Finally, take a new fresh full backup:
$ sudo -iu postgres pgbackrest --stanza=some_cool_stanza_name --type=full backup ... P00 INFO: new backup label = 20190301-114628F P00 INFO: backup command end: completed successfully
Since I configured
repo1-retention-full=1, the expire command will react:
P00 INFO: expire command begin P00 INFO: expire full backup 20190301-102816F P00 INFO: remove expired backup 20190301-102816F P00 INFO: remove archive path: /var/lib/pgbackrest/archive/some_cool_stanza_name/10-1 P00 INFO: expire command end: completed successfully
It’s always better to take a backup before upgrading a major version of
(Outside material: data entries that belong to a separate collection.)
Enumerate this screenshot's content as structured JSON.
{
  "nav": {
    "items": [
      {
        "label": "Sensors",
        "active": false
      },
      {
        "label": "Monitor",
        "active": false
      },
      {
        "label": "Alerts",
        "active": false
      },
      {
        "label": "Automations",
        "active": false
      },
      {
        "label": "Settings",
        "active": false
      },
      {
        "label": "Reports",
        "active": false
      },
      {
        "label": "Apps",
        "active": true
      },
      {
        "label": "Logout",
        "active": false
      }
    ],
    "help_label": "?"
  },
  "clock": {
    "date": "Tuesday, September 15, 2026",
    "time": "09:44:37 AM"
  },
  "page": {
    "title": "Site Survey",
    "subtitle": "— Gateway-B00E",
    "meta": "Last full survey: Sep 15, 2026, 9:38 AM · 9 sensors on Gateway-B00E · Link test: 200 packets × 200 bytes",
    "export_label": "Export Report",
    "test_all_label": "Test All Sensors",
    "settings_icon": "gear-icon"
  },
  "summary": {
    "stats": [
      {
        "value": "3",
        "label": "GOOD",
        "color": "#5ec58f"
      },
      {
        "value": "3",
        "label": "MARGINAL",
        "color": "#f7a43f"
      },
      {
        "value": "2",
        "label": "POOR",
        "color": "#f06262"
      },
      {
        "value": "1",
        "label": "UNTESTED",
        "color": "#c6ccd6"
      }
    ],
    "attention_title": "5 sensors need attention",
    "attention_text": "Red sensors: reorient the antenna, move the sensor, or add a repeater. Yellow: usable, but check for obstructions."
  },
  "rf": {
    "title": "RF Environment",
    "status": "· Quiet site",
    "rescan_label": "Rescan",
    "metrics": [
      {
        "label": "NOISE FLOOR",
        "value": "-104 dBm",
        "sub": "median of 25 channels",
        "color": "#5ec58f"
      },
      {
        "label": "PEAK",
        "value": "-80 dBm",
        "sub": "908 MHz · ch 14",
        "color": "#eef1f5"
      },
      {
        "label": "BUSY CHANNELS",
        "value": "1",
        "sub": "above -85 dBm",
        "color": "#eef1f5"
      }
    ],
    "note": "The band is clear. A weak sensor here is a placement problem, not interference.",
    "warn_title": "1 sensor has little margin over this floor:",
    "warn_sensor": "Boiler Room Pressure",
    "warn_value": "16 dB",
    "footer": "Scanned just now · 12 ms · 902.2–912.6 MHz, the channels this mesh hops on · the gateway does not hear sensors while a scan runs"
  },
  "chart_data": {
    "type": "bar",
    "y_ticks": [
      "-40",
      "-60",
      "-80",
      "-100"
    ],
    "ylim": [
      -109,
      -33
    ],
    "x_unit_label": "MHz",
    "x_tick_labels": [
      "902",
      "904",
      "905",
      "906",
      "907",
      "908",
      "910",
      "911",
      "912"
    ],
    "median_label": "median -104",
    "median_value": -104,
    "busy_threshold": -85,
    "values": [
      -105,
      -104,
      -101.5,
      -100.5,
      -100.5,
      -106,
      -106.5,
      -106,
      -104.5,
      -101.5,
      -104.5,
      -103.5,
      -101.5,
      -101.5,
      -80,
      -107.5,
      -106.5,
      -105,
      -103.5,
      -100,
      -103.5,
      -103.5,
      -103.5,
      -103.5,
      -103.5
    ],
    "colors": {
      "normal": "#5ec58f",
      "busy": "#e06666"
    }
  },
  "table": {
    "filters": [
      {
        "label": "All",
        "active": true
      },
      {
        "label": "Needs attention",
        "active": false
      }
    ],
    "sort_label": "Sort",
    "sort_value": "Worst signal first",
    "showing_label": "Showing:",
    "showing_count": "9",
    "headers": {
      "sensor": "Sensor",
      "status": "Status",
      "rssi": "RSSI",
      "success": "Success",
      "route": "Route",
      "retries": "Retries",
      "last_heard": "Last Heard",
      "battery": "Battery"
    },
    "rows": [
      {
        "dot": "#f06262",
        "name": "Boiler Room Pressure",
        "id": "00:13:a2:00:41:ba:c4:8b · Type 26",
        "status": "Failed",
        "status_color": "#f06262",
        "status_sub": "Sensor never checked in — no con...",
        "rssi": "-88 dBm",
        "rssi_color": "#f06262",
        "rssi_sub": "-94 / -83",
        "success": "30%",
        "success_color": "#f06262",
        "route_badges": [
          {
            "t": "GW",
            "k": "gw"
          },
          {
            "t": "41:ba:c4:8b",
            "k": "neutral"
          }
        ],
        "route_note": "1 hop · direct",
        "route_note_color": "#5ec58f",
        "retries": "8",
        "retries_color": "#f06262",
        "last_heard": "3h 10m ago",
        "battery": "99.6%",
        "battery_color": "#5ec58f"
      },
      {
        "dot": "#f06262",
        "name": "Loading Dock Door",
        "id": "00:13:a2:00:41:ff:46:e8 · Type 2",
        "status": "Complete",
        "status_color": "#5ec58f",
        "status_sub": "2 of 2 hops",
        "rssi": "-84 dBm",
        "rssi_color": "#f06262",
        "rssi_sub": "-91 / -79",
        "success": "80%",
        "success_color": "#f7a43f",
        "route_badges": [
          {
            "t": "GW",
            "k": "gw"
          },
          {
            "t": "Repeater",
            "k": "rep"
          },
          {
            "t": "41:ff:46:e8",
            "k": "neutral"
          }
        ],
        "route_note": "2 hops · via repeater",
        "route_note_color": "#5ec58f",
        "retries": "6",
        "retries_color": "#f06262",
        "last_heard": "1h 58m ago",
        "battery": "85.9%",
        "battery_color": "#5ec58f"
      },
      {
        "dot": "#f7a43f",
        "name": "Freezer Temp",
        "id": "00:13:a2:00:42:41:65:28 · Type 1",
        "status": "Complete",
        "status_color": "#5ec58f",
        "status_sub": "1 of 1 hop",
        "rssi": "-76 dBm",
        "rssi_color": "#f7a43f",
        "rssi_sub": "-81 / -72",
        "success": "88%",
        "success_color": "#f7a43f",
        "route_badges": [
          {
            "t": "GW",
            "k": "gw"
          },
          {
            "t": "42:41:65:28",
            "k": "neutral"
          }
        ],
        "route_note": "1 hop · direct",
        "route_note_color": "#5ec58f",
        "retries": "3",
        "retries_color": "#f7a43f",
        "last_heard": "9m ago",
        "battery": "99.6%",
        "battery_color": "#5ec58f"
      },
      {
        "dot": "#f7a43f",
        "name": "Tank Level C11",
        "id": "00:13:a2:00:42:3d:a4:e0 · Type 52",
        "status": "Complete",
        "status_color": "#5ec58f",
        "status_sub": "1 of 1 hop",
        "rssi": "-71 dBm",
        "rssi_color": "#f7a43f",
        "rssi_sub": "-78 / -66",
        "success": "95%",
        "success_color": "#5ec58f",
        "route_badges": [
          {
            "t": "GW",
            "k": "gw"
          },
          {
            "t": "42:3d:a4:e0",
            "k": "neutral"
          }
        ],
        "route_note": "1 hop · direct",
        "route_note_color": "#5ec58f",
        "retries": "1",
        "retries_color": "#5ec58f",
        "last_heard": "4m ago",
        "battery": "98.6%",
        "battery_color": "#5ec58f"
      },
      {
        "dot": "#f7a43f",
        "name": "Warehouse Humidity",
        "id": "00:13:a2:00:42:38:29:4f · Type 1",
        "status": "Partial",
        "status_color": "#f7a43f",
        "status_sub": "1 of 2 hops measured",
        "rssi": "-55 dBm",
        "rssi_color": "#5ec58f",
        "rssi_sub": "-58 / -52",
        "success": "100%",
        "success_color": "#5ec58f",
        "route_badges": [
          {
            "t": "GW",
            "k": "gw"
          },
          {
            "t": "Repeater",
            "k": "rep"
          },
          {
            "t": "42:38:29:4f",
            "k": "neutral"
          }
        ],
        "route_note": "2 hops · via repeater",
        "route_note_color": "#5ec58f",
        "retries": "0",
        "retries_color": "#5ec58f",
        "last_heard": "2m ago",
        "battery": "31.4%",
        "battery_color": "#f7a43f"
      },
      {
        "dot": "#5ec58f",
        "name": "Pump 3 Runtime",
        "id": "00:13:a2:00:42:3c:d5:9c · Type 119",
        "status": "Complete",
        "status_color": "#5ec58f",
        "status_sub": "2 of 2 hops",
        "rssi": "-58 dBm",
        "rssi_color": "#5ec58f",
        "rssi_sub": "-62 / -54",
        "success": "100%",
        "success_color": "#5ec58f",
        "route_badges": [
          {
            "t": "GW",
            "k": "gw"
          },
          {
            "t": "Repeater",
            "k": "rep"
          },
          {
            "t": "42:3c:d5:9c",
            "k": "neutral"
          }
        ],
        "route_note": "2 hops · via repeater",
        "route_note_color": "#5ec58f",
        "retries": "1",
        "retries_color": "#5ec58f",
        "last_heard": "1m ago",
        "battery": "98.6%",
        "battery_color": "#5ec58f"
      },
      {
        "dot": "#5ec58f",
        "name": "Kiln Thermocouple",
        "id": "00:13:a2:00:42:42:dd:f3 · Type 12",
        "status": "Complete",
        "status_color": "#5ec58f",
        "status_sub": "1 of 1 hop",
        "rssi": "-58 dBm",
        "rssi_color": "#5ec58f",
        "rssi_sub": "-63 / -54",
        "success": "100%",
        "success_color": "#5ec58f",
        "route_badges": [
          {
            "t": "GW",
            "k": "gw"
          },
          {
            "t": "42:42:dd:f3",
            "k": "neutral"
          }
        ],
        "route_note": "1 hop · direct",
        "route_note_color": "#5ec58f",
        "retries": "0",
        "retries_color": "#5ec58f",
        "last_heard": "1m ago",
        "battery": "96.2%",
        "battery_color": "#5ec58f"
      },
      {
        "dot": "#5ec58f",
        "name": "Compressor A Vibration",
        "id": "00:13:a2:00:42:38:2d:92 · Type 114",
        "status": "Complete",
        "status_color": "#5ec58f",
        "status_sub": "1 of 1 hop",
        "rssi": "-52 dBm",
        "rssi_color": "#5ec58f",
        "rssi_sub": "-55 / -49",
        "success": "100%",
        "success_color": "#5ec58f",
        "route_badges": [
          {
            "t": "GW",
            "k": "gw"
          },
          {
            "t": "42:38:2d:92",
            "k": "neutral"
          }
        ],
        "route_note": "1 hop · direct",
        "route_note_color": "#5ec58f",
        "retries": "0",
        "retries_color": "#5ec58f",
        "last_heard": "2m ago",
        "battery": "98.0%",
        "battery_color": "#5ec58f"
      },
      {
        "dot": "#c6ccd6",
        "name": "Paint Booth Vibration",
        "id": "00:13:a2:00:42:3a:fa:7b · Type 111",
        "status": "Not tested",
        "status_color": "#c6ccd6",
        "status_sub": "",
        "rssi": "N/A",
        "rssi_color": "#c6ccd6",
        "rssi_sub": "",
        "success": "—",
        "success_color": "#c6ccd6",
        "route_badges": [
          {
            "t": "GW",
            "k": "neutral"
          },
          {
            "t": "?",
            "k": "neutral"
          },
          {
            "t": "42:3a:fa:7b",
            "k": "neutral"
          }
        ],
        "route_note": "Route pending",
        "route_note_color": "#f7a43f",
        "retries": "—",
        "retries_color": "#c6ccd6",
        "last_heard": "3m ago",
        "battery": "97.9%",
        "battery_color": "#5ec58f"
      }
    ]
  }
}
PostgreSQL. pgBackRest requires the
stanza-upgrade to be executed to work
with the new PostgreSQL version.
It’s not really complicated but it’s definitively something you have to think about in your PostgreSQL upgrade procedure.